The results of the checkoff-funded 2011 National Beef Quality Audit were presented last week at the Cattle Industry Summer Conference in Denver, CO. Conducted every five years since 1991, the audit assesses progress the industry makes on a variety of production issues that ultimately affect consumer demand for beef. Extensive enhancements were made to the traditional NBQA design to provide the industry with direction on factors beyond the physical characteristics of beef, such as food safety, sustainability, animal well-being, and the disconnect between agricultural producers and consumers. Click here to download a copy of the NBQA Executive Summary or visit www.bqa.org for more information.
Source: Beef Checkoff/span>
The following is a repost from the American Sheep Industry Weekly.
Demand for locally sourced products in the United States has increased in recent years, but producers often claim that a lack of slaughter facilities is a key reason that it is not expanding more quickly, writes Chris Harris.
According to a new report from the U.S. Department of Agriculture's Economic Research Service, although the share of total U.S. agricultural products sold through local food markets is small - direct-to-consumer sales accounted for 0.4 percent of total agricultural sales in 2007 - it continues to develop.
According to the 2007 Census of Agriculture, direct-to-consumer marketing amounted to $1.2 billion in 2007, compared with $551 million in 1997, a growth of 118 percent, the report, Slaughter and Processing Options and Issues for Locally Sourced Meat by Rachel J. Johnson, Daniel L. Marti and Lauren Gwin said.
The 2007 numbers are the most recent available from the Census of Agriculture, as the 2012 census is currently being carried out.
The percentage of livestock operations selling product directly to consumers or retailers is much smaller than that for other agricultural products. In 2007, only 6.9 percent of livestock operations participated in direct sales, compared with 44.1 percent of all vegetable and melon farms.
The report said that limited slaughter and processing capacity is often cited, particularly by producers, as a key barrier to marketing their meat and poultry locally.
This report looks at the slaughter and processing capacity and options available to livestock producers selling into local markets. Read the report at www.ers.usda.gov/publications/ ldpm-livestock,-dairy,-and-poultry-outlook/ldpm216-01.aspx.
"Many groups in society, including politicians, activists, scientists, and stakeholders, are advocating significant changes to livestock production practices. These changes include modification of stocking densities, limitations on antimicrobial use, and requirements for outdoor "experiences." Such changes may affect animal health, productivity, and food quality. Simultaneously, many consumers are demanding virtually risk-free food at least cost, and they believe that food safety should be addressed on-farm as well as during processing. It is critical that decision makers understand the relationship between animal health and food safety, which is a complex association requiring careful evaluation of many variables.

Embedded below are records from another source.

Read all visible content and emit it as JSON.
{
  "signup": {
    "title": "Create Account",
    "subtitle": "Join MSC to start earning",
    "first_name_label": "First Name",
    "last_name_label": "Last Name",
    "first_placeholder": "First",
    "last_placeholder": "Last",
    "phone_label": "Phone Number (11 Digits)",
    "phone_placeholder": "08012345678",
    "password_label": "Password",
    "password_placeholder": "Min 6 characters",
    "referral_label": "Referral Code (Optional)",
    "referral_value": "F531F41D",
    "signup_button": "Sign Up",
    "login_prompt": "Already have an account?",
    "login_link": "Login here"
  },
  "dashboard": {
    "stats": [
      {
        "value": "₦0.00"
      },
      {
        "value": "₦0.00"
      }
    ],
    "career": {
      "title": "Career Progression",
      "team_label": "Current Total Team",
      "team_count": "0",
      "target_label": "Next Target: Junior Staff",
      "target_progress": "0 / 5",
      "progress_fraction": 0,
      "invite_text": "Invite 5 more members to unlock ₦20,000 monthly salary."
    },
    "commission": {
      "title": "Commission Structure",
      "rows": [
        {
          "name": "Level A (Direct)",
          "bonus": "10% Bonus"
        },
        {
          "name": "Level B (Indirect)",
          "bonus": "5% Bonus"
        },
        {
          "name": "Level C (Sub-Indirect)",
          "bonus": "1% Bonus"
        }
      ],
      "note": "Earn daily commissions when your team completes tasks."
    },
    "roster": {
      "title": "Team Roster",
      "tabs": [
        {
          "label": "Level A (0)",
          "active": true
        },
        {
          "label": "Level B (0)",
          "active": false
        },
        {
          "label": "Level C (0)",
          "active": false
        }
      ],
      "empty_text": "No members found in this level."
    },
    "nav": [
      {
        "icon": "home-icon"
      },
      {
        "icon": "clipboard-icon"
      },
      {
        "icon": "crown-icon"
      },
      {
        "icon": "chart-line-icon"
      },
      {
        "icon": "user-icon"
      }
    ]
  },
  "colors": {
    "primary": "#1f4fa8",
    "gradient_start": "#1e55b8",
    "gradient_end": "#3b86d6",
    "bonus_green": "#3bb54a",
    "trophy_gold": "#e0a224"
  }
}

The objectives of this paper are to (1) discuss the quantifiable impact animal health has on public health risk due to foodborne illness from meat, milk, eggs, and poultry; (2) identify the factors that impact animal health; and (3) highlight specific research needs. This paper will focus on direct and indirect impacts that animal health may have on public health."
The entire paper, in pdf format, is available for free at:
Make sure you select Online/Dowloadable in the drop-down to the right of the page on the link above.
For all cattle producers, it's especially important to pass this on to your friends, customers, and families not in the business. The following came via Dr. Jim Oltjen, UCD and from Janel Fisher, California Beef Council:
"In an update issued late yesterday, the United States Department of Agriculture (USDA) announced additional findings in its ongoing epidemiological investigation into the case of BSE detected earlier this week in central California.
The animal in question was 10 years and 7 months old and came from a dairy farm in Tulare County, California. The animal was humanely euthanized after it developed lameness and became recumbent. The animal’s carcass will be destroyed. The cow was tested as part of targeted BSE surveillance at rendering facilities. The USDA is continuing its epidemiological investigation and will provide additional information as it is available. The California Beef Council (CBC) will provide updates to producers as we receive them from the USDA and the National Cattlemen’s Beef Association (NCBA).
It is important to reiterate that this animal was never presented for slaughter for human consumption, did not enter food supply channels, and at no time presented any risk to human health."
In addition, the UCD School of Vet Med has provided the following links with the latest information and encourages you to use these references to answer questions. The Vet Med site will be updated regularly.
FDA statement on safety of milk: http://www.fda.gov/NewsEvents/Newsroom/PressAnnouncements/ucm301850.htm
If you have questions about UC’s role in the BSE investigation, please contact Lynn Narlesky in the UC Davis School of Veterinary Medicine Office of the Dean, (530) 752-5257, email@example.com.
The following article came via the American Society of Animal Science (ASAS) "Taking Stock"
"Over the last few months, ASAS has released segments of a feature article called The future of hunger. This series explored the ways that animal scientists can help feed the world's growing population. Through advances in areas like feed efficiency and breeding, scientists and producers can improve animal agriculture. A complete pdf of the article is now available. Read it here."